as Friday. House sources have suggested that a vote on Hatch's bill could
occur any day now.
"We're counting on our colleagues in the House," Hatch said.
The so-called H-1B visas are critical to the high-tech industry because of a
shortage of trained workers in the United States, companies say. Some
company executives were predicting that visas for 2001 would be used up as
soon as January without an increase.
The Senate declined to address a related issue, namely the desire of many
immigrants on H-1B visas to remain in the United States after their
three-year permit expires. In a series of debates leading up to the Senate
vote, some members expressed reservations about putting high-tech workers at
the front of the immigration line based solely on the fact that they are
The Democratic leadership in the Senate fought during the last two weeks to
attach language on Latino amnesty. Enough Democrats defected, however, that
Republicans were able to block any such amendments.
Once faced with an up-and-down vote on H-1B visas alone, only one
Democrat--Ernest Hollings of South Carolina--voted against the legislation,
without citing why.
At the news conference, Sen. Robert Bennett, R-Utah, called the 96-1 vote
"misleading," referring to the number of "roadblocks" that had to be
overcome to have the final vote on the bill. Bennett said he told a group
in Silicon Valley two weeks ago that he didn't think the Senate would be
able to pass it.
The bill's passage was praised in the high-tech community by such

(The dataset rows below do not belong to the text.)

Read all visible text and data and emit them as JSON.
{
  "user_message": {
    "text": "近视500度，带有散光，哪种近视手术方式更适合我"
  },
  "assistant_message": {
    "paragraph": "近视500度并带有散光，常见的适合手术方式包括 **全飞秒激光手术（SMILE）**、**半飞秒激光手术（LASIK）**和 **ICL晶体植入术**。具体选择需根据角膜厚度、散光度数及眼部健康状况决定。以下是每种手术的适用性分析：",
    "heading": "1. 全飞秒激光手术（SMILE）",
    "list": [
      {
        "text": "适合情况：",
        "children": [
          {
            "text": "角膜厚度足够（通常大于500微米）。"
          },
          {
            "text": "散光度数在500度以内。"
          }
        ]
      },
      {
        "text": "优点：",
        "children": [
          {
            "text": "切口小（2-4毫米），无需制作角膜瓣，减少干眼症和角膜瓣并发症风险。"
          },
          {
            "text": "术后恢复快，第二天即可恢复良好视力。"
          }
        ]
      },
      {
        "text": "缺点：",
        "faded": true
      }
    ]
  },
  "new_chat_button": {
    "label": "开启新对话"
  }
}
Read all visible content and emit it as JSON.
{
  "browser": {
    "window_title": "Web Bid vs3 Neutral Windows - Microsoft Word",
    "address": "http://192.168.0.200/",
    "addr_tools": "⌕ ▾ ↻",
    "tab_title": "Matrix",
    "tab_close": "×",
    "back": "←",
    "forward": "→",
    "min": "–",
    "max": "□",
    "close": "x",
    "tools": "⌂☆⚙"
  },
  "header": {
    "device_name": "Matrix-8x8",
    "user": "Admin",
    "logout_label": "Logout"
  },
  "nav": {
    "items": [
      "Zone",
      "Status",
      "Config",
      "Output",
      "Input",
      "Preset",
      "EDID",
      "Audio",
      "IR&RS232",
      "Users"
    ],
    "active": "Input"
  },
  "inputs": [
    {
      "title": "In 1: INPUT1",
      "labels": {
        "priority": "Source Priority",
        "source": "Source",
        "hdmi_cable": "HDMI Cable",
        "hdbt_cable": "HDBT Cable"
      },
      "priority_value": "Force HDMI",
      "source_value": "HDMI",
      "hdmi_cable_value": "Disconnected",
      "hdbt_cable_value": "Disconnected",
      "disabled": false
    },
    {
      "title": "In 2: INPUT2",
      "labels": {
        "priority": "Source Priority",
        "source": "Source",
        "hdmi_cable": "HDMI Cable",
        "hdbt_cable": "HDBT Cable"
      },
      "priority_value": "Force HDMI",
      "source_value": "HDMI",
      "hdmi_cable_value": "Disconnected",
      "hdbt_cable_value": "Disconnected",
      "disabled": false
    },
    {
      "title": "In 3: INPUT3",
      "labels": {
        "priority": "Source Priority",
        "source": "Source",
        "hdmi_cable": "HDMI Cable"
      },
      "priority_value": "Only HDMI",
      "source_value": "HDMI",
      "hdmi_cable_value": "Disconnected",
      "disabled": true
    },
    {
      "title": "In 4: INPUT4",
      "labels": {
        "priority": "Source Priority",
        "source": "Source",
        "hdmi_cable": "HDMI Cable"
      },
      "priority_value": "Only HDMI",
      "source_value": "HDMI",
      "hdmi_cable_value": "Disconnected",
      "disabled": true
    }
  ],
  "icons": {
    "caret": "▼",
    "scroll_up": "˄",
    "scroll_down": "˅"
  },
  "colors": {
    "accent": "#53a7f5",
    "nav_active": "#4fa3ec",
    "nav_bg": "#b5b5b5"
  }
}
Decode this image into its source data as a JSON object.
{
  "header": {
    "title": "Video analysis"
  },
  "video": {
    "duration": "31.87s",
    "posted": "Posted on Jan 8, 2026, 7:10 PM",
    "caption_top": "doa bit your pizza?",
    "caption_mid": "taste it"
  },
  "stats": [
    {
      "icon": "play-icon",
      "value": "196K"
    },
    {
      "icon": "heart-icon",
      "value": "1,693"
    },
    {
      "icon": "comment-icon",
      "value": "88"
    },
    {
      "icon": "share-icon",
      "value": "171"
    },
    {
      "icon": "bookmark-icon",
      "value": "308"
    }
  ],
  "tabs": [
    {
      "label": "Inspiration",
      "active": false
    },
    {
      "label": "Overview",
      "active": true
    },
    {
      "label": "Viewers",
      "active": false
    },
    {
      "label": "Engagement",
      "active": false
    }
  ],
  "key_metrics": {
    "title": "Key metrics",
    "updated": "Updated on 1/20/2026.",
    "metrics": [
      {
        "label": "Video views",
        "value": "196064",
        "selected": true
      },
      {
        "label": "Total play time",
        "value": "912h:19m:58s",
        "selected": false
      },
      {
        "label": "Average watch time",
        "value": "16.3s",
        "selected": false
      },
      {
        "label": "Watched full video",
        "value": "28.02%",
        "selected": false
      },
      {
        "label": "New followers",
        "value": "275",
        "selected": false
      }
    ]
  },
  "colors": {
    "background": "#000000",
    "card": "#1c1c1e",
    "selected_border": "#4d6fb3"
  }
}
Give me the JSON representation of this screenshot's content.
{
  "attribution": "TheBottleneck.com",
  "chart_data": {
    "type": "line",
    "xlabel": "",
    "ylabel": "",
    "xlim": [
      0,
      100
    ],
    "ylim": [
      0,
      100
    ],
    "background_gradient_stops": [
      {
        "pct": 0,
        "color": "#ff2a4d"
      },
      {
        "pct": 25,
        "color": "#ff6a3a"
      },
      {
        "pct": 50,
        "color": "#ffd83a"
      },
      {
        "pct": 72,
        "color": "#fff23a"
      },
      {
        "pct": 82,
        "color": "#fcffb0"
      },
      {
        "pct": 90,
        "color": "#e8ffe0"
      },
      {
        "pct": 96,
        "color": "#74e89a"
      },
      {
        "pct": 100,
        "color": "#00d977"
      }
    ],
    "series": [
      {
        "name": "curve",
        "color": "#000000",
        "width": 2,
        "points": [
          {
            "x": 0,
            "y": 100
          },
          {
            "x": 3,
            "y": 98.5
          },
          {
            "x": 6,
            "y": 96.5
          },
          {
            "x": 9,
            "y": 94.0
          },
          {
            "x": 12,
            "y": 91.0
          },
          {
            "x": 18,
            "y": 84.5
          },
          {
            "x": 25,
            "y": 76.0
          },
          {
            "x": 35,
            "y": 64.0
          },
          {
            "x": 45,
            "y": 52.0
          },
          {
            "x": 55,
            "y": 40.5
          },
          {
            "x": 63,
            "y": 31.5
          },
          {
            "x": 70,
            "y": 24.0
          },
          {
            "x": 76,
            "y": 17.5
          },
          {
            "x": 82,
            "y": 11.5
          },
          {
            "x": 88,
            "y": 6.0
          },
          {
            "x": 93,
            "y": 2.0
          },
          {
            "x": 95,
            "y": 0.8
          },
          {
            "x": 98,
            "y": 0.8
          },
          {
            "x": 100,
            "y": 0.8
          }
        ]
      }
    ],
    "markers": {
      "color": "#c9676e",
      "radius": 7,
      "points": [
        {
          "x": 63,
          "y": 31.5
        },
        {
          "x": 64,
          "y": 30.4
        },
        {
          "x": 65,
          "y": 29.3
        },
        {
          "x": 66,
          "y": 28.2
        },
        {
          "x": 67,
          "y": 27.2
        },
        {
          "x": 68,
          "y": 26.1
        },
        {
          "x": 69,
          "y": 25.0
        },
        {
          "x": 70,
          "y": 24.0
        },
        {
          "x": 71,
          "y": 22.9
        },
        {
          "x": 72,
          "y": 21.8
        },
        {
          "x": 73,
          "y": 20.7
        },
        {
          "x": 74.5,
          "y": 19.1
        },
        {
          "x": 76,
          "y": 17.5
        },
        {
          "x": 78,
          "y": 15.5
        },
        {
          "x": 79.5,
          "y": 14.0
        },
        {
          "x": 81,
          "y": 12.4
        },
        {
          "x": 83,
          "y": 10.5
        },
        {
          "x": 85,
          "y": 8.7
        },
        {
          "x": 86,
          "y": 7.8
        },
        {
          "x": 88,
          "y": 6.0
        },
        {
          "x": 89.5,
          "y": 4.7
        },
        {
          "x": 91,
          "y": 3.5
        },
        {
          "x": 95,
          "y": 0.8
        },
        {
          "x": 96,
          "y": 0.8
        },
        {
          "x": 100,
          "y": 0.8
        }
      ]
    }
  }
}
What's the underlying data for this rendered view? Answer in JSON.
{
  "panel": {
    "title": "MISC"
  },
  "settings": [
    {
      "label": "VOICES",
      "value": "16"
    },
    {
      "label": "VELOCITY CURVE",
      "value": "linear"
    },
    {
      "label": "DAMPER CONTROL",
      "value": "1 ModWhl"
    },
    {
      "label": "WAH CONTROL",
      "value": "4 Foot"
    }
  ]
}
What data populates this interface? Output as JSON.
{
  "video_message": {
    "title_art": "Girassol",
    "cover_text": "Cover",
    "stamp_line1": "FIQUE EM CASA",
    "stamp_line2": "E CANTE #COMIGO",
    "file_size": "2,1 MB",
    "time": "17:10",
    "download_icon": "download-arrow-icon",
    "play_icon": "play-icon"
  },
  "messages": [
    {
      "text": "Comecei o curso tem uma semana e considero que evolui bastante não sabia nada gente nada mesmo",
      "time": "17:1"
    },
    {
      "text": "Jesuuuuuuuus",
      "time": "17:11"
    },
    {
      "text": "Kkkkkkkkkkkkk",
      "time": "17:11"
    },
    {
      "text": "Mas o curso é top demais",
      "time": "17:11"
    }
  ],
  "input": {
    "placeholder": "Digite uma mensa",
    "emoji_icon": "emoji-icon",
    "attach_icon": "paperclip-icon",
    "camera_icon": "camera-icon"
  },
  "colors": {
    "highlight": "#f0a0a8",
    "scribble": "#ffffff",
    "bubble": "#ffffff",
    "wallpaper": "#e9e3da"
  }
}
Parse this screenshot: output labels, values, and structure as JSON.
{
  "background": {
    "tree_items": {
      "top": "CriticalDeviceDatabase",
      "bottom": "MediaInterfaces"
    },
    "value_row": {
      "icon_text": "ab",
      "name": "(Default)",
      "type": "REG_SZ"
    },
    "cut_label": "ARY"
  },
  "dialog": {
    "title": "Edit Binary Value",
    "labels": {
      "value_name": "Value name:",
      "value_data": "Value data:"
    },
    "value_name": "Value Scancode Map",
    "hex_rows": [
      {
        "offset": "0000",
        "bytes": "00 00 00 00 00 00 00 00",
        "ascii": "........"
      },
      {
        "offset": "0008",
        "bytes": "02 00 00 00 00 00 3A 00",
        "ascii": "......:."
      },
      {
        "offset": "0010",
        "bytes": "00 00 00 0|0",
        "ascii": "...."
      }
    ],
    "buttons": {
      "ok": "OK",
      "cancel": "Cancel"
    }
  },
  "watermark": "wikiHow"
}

organizations as the Information Technology Association of America, the
Telecommunications Industry Association and the Electronic Industries